To get the counts of all items, use a collections.Counter

from collections import Counter

counter = Counter(orders)
print(counter)
Counter({'ham': 37, 'eggs': 32, 'spam': 31})

Difference between lists and tuples in Python

Lists and tuples in Python are both sequence types, and share a number of operations common to all sequence types:

  • in
  • +
  • *
  • slices
  • len()
  • min()
  • max()
  • index()
  • count()

However they are quite different in purpose and they way they are most commonly used:

  • Lists are mutable, and are generally used to store homogeneous objects (objects of the same type), which are accessed by iteration
  • Tuples are immutable, and are generally used to store heterogeneous objects, which are accessed by unpacking or indexing

This makes tuples more like lightweight objects, which is how they are often used. The namedtuple type takes this further by allowing indexing by named attributes.

Environment variables in Python

To get an variable, retrieve if from os.environ

    print(os.environ['HOME'])

It’s just like a dictionary, so you can print all of the entries:

    print(os.environ)

Just like a dictionary, the get() method will return None if the requested key isn’t present, so it never raises an KeyError, and can take a default value:

    print(os.environ.get('SPAM', 'EGGS'))

The os.getenv()` function behaves exactly the same way:

    print(os.getenv('SPAM', 'EGGS'))

is and == in Python

The is keyword tests whether two variables point to the same object. In other words this code:

a is b

Tests whether:

a.id() == b.id()

The == operator tests whether two objects have the same value. The meaning of this depends upon the type of the object.
It is defined in the obvious way for built-in types.

You can make your own types comparable with == by implementing __eq__():

class C(object):
    def __init__(self, val):
        self.val = val

    def __eq__(self, other):
        return self.val == other.val

c = C('spam')
d = C('spam')
print c == d
True

Note that because Python will cache and reuse object instances, two different objects that compare equal with == may also compare equal with is, but this should not be relied upon.

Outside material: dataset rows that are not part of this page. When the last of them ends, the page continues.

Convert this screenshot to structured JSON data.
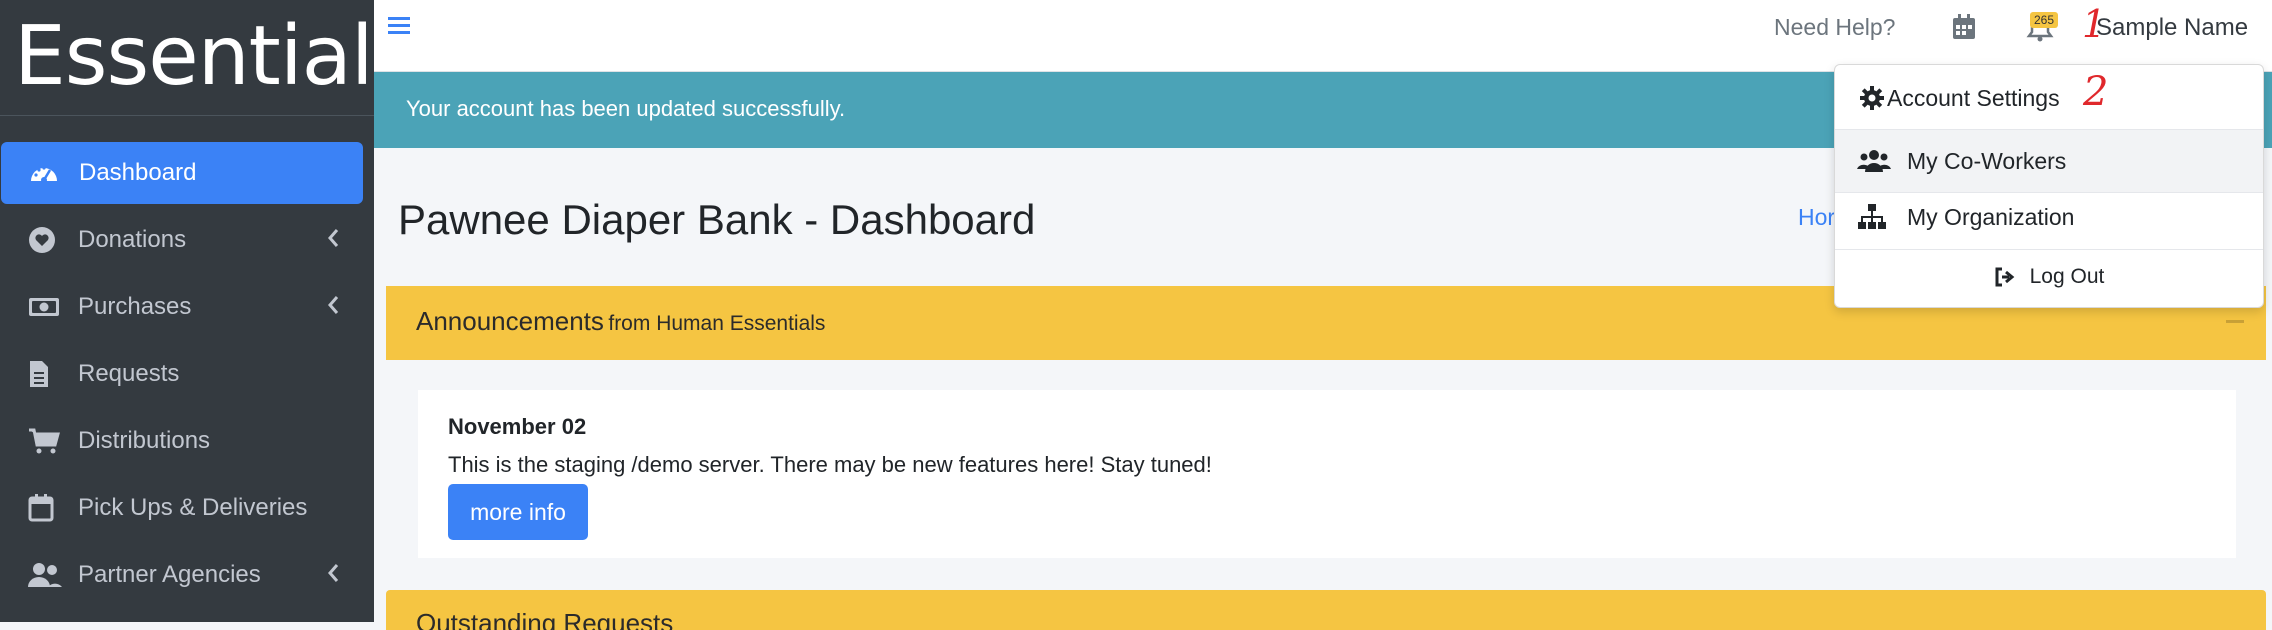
{
  "sidebar": {
    "brand": "Essentials",
    "items": [
      {
        "label": "Dashboard",
        "icon": "gauge-icon",
        "active": true,
        "caret": false
      },
      {
        "label": "Donations",
        "icon": "heart-icon",
        "active": false,
        "caret": true
      },
      {
        "label": "Purchases",
        "icon": "money-icon",
        "active": false,
        "caret": true
      },
      {
        "label": "Requests",
        "icon": "file-icon",
        "active": false,
        "caret": false
      },
      {
        "label": "Distributions",
        "icon": "cart-icon",
        "active": false,
        "caret": false
      },
      {
        "label": "Pick Ups & Deliveries",
        "icon": "calendar-icon",
        "active": false,
        "caret": false
      },
      {
        "label": "Partner Agencies",
        "icon": "users-icon",
        "active": false,
        "caret": true
      }
    ]
  },
  "topbar": {
    "help": "Need Help?",
    "notification_count": "265",
    "user_name": "Sample Name",
    "annotation_1": "1"
  },
  "alert": {
    "message": "Your account has been updated successfully."
  },
  "page": {
    "title": "Pawnee Diaper Bank - Dashboard",
    "breadcrumb": "Hor"
  },
  "announcements": {
    "title": "Announcements",
    "subtitle": "from Human Essentials",
    "date": "November 02",
    "text": "This is the staging /demo server. There may be new features here! Stay tuned!",
    "button": "more info"
  },
  "next_card": {
    "title": "Outstanding Requests"
  },
  "dropdown": {
    "account_settings": "Account Settings",
    "co_workers": "My Co-Workers",
    "organization": "My Organization",
    "logout": "Log Out",
    "annotation_2": "2"
  },
  "colors": {
    "sidebar_bg": "#343a40",
    "active_item": "#3b82f6",
    "alert_bg": "#4ba3b7",
    "card_header": "#f5c542",
    "annotation": "#e0282c"
  }
}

Mixins in Python

A mixin is a class which is used as an additional base class and adds the implementation of a feature, mixing it into the derived class. This allows derived classes to be assembled from components, adding only those features they require.

A good example of mixins is Werkzeug’s Request/Response Wrapper Mixins.

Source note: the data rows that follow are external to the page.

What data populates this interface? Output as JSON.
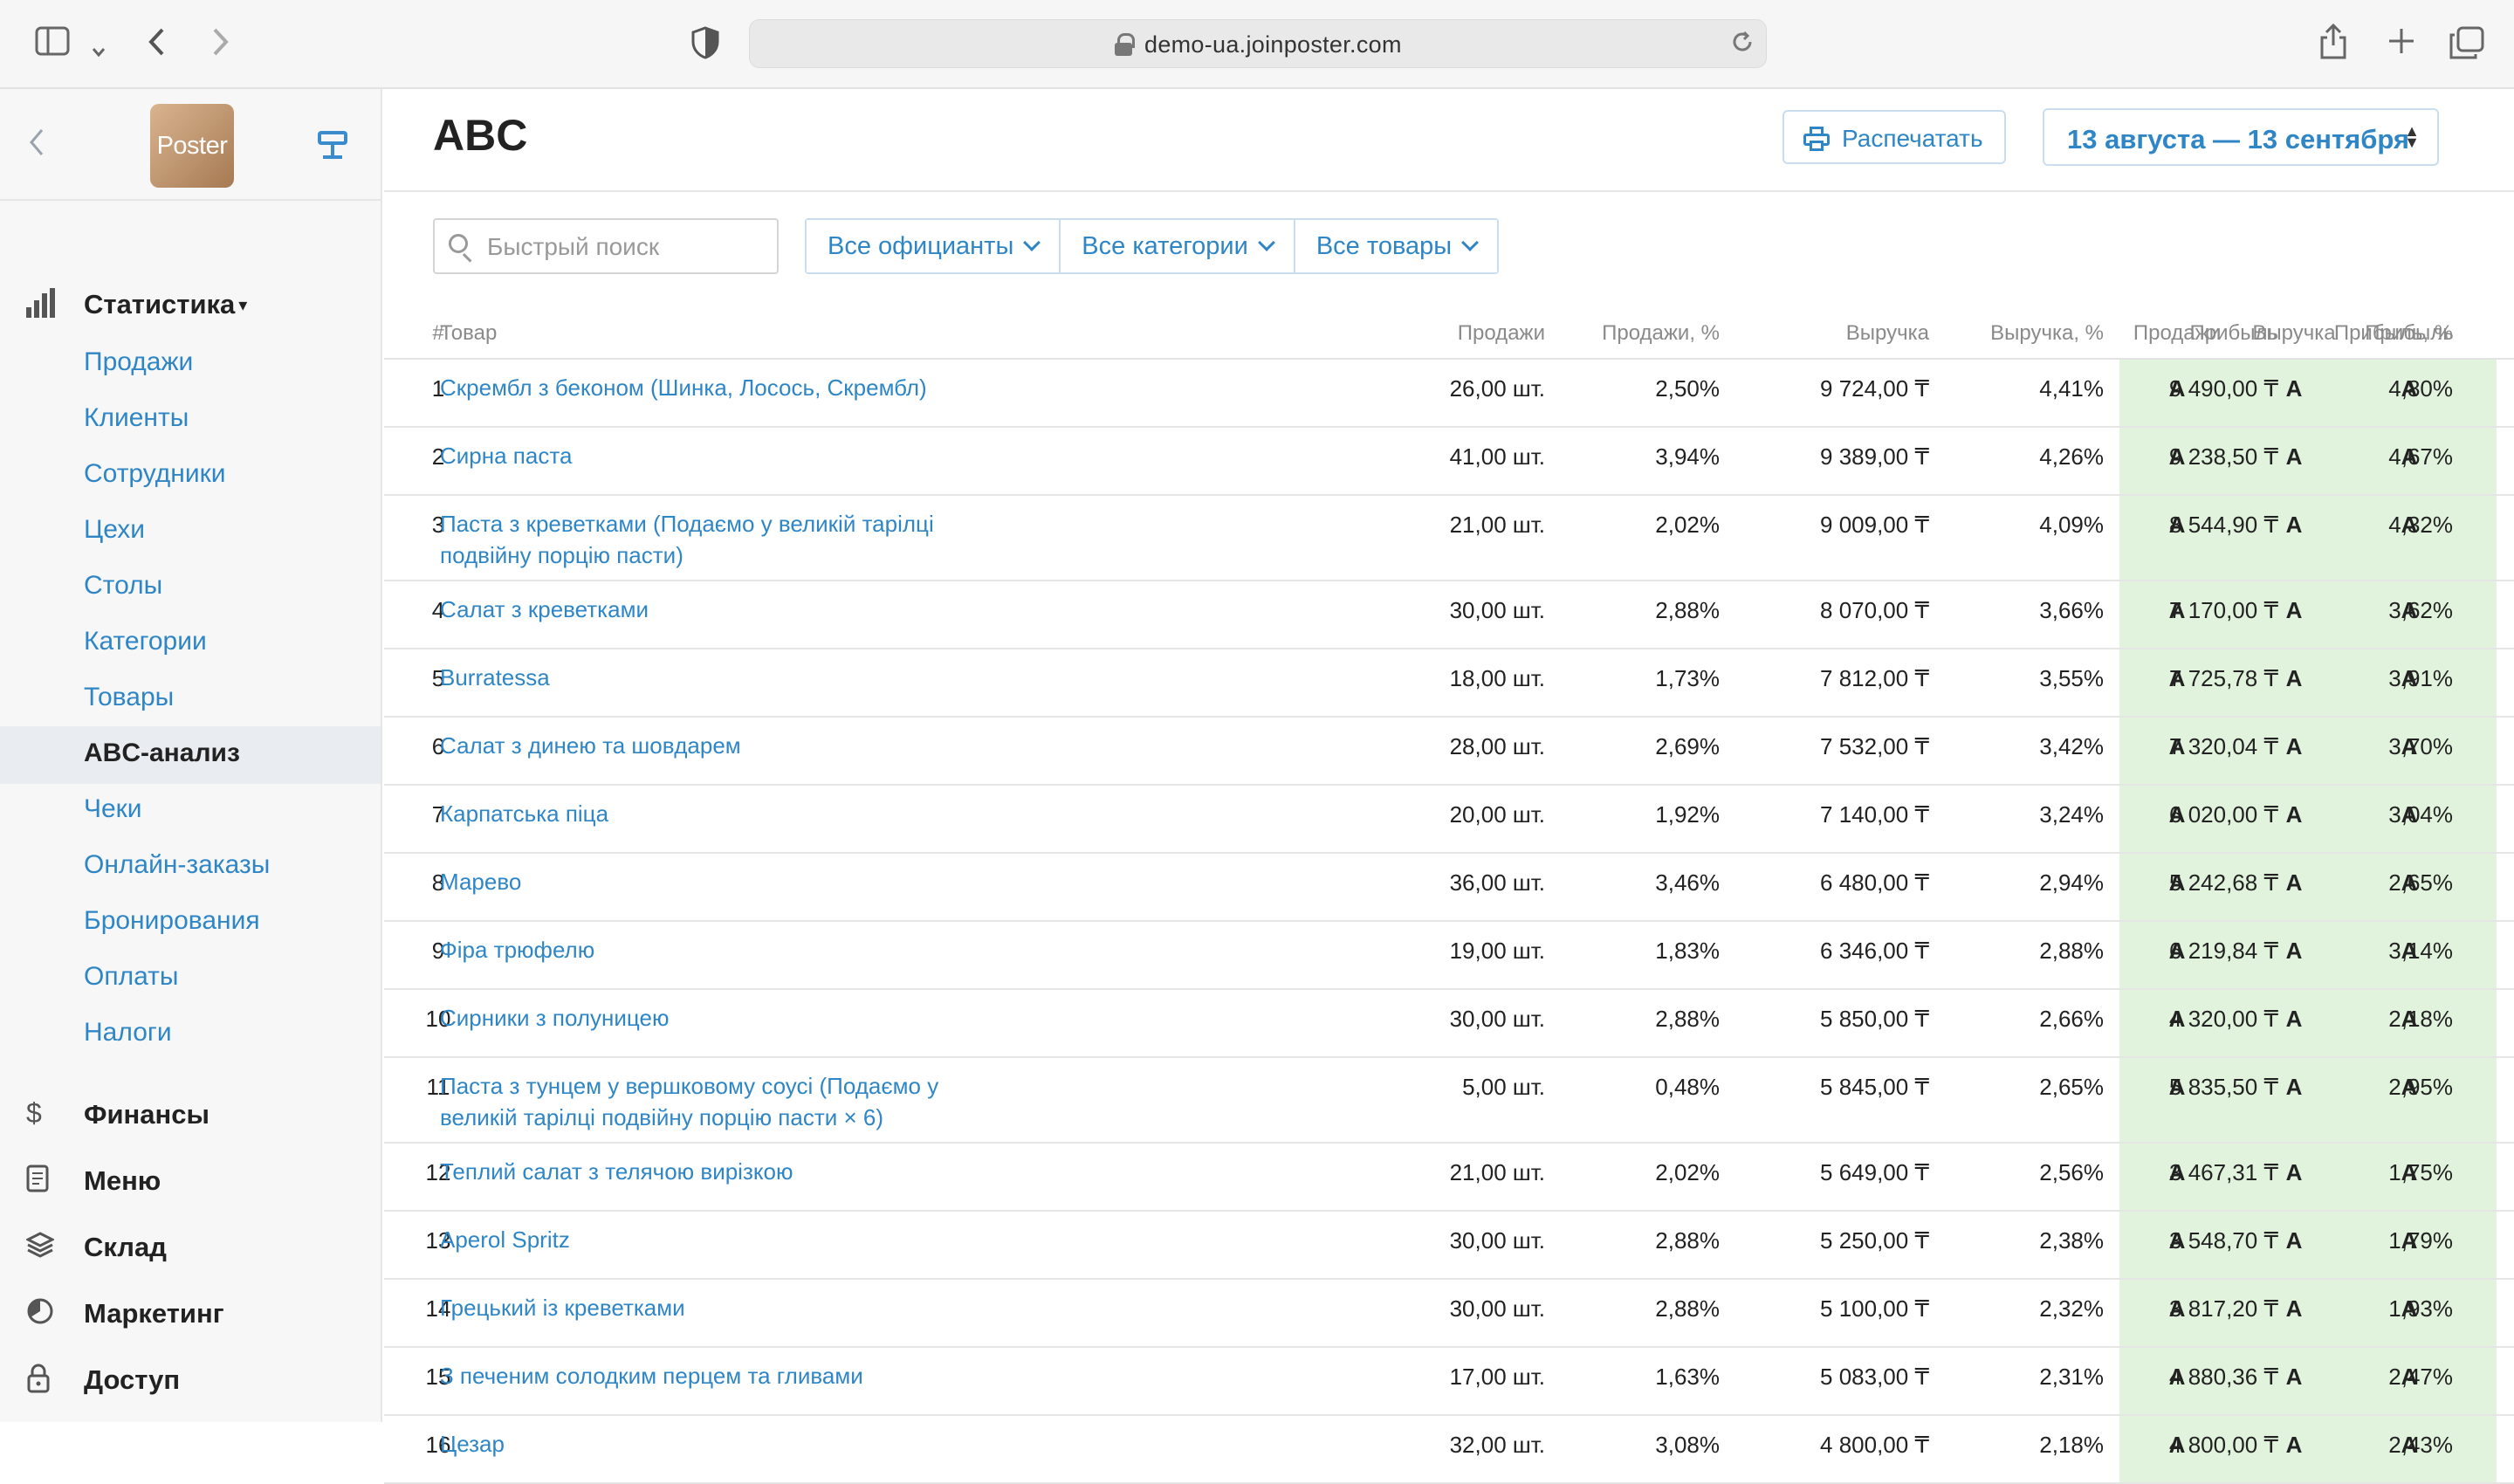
{
  "browser": {
    "url": "demo-ua.joinposter.com"
  },
  "sidebar": {
    "logo_text": "Poster",
    "sections": [
      {
        "label": "Статистика",
        "icon": "bar-chart-icon"
      },
      {
        "label": "Финансы",
        "icon": "dollar-icon"
      },
      {
        "label": "Меню",
        "icon": "document-icon"
      },
      {
        "label": "Склад",
        "icon": "layers-icon"
      },
      {
        "label": "Маркетинг",
        "icon": "tag-icon"
      },
      {
        "label": "Доступ",
        "icon": "lock-icon"
      }
    ],
    "stat_items": [
      "Продажи",
      "Клиенты",
      "Сотрудники",
      "Цехи",
      "Столы",
      "Категории",
      "Товары",
      "ABC-анализ",
      "Чеки",
      "Онлайн-заказы",
      "Бронирования",
      "Оплаты",
      "Налоги"
    ],
    "active_item": "ABC-анализ"
  },
  "main": {
    "title": "ABC",
    "print_label": "Распечатать",
    "date_range": "13 августа — 13 сентября",
    "search_placeholder": "Быстрый поиск",
    "filters": [
      "Все официанты",
      "Все категории",
      "Все товары"
    ]
  },
  "table": {
    "headers": [
      "#",
      "Товар",
      "Продажи",
      "Продажи, %",
      "Выручка",
      "Выручка, %",
      "Прибыль",
      "Прибыль, %",
      "Продажи",
      "Выручка",
      "Прибыль"
    ],
    "rows": [
      [
        "1",
        "Скрембл з беконом (Шинка, Лосось, Скрембл)",
        "26,00 шт.",
        "2,50%",
        "9 724,00 ₸",
        "4,41%",
        "9 490,00 ₸",
        "4,80%",
        "A",
        "A",
        "A"
      ],
      [
        "2",
        "Сирна паста",
        "41,00 шт.",
        "3,94%",
        "9 389,00 ₸",
        "4,26%",
        "9 238,50 ₸",
        "4,67%",
        "A",
        "A",
        "A"
      ],
      [
        "3",
        "Паста з креветками (Подаємо у великій тарілці подвійну порцію пасти)",
        "21,00 шт.",
        "2,02%",
        "9 009,00 ₸",
        "4,09%",
        "8 544,90 ₸",
        "4,32%",
        "A",
        "A",
        "A"
      ],
      [
        "4",
        "Салат з креветками",
        "30,00 шт.",
        "2,88%",
        "8 070,00 ₸",
        "3,66%",
        "7 170,00 ₸",
        "3,62%",
        "A",
        "A",
        "A"
      ],
      [
        "5",
        "Burratessa",
        "18,00 шт.",
        "1,73%",
        "7 812,00 ₸",
        "3,55%",
        "7 725,78 ₸",
        "3,91%",
        "A",
        "A",
        "A"
      ],
      [
        "6",
        "Салат з динею та шовдарем",
        "28,00 шт.",
        "2,69%",
        "7 532,00 ₸",
        "3,42%",
        "7 320,04 ₸",
        "3,70%",
        "A",
        "A",
        "A"
      ],
      [
        "7",
        "Карпатська піца",
        "20,00 шт.",
        "1,92%",
        "7 140,00 ₸",
        "3,24%",
        "6 020,00 ₸",
        "3,04%",
        "A",
        "A",
        "A"
      ],
      [
        "8",
        "Марево",
        "36,00 шт.",
        "3,46%",
        "6 480,00 ₸",
        "2,94%",
        "5 242,68 ₸",
        "2,65%",
        "A",
        "A",
        "A"
      ],
      [
        "9",
        "Фіра трюфелю",
        "19,00 шт.",
        "1,83%",
        "6 346,00 ₸",
        "2,88%",
        "6 219,84 ₸",
        "3,14%",
        "A",
        "A",
        "A"
      ],
      [
        "10",
        "Сирники з полуницею",
        "30,00 шт.",
        "2,88%",
        "5 850,00 ₸",
        "2,66%",
        "4 320,00 ₸",
        "2,18%",
        "A",
        "A",
        "A"
      ],
      [
        "11",
        "Паста з тунцем у вершковому соусі (Подаємо у великій тарілці подвійну порцію пасти × 6)",
        "5,00 шт.",
        "0,48%",
        "5 845,00 ₸",
        "2,65%",
        "5 835,50 ₸",
        "2,95%",
        "A",
        "A",
        "A"
      ],
      [
        "12",
        "Теплий салат з телячою вирізкою",
        "21,00 шт.",
        "2,02%",
        "5 649,00 ₸",
        "2,56%",
        "3 467,31 ₸",
        "1,75%",
        "A",
        "A",
        "A"
      ],
      [
        "13",
        "Aperol Spritz",
        "30,00 шт.",
        "2,88%",
        "5 250,00 ₸",
        "2,38%",
        "3 548,70 ₸",
        "1,79%",
        "A",
        "A",
        "A"
      ],
      [
        "14",
        "Грецький із креветками",
        "30,00 шт.",
        "2,88%",
        "5 100,00 ₸",
        "2,32%",
        "3 817,20 ₸",
        "1,93%",
        "A",
        "A",
        "A"
      ],
      [
        "15",
        "З печеним солодким перцем та гливами",
        "17,00 шт.",
        "1,63%",
        "5 083,00 ₸",
        "2,31%",
        "4 880,36 ₸",
        "2,47%",
        "A",
        "A",
        "A"
      ],
      [
        "16",
        "Цезар",
        "32,00 шт.",
        "3,08%",
        "4 800,00 ₸",
        "2,18%",
        "4 800,00 ₸",
        "2,43%",
        "A",
        "A",
        "A"
      ]
    ]
  }
}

A typical Werkzeug application starts by taking the WSGI environment and constructs a Request object out of it:

def application(environ, start_response):
    request = Request(environ)

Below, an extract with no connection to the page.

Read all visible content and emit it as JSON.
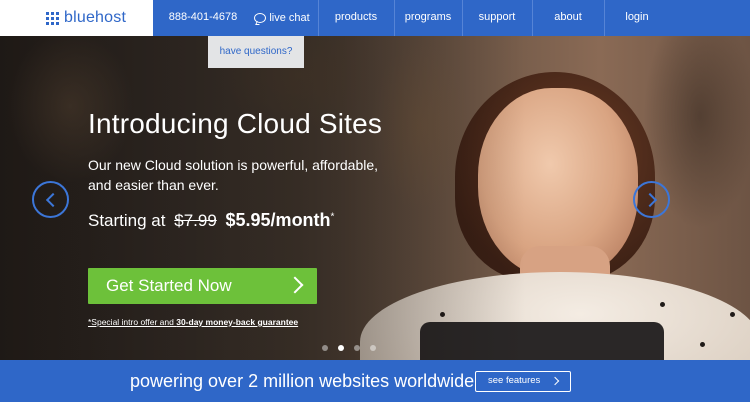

The Request class is often a user-defined class derived from werkzeug.wrappers.BaseRequest. This is a bare-bones class that does not provide features like E-Tags and cache control. In order for implementors to be able to add those features to their class, Werkzeug provides a number of mixins for HTTP features:

  • AcceptMixin for accept header parsing
  • ETagRequestMixin for etag and cache control handling
  • UserAgentMixin for user agent introspection
  • AuthorizationMixin for http auth handling
  • CommonRequestDescriptorsMixin for common headers

Implementors add one or more of these classes to the derivation list of their class to mix in the features they want:

from werkzeug.wrappers import AcceptMixin, BaseRequest

class Request(BaseRequest, AcceptMixin):
    pass

The implementor can then access attributes of the AcceptMixin from the Request class

mimetypes = request.accept_mimetypes

If this wasn’t done using mixins, it would be necessary to explicitly aggregate an object to implement the Accept headers when the Request object was constructed, something like this:

class Request(BaseRequest):
    def __init__(self):
        self.acceptor = AcceptComponent() # Not a real class

And then it would need to be accessed indirectly, something like this:

mimetypes = request.acceptor.accept_mimetypes # Not real code

So you can see that a mixin has simplified the construction and use of the class.

Two properties of mixins are:

  • By their very nature mixins are useless on their own – their sole purpose is to be mixed into other classes
  • They are tightly coupled to the classes into which they can be mixed in, since they must have intimate knowledge of them in order to be able to do anything useful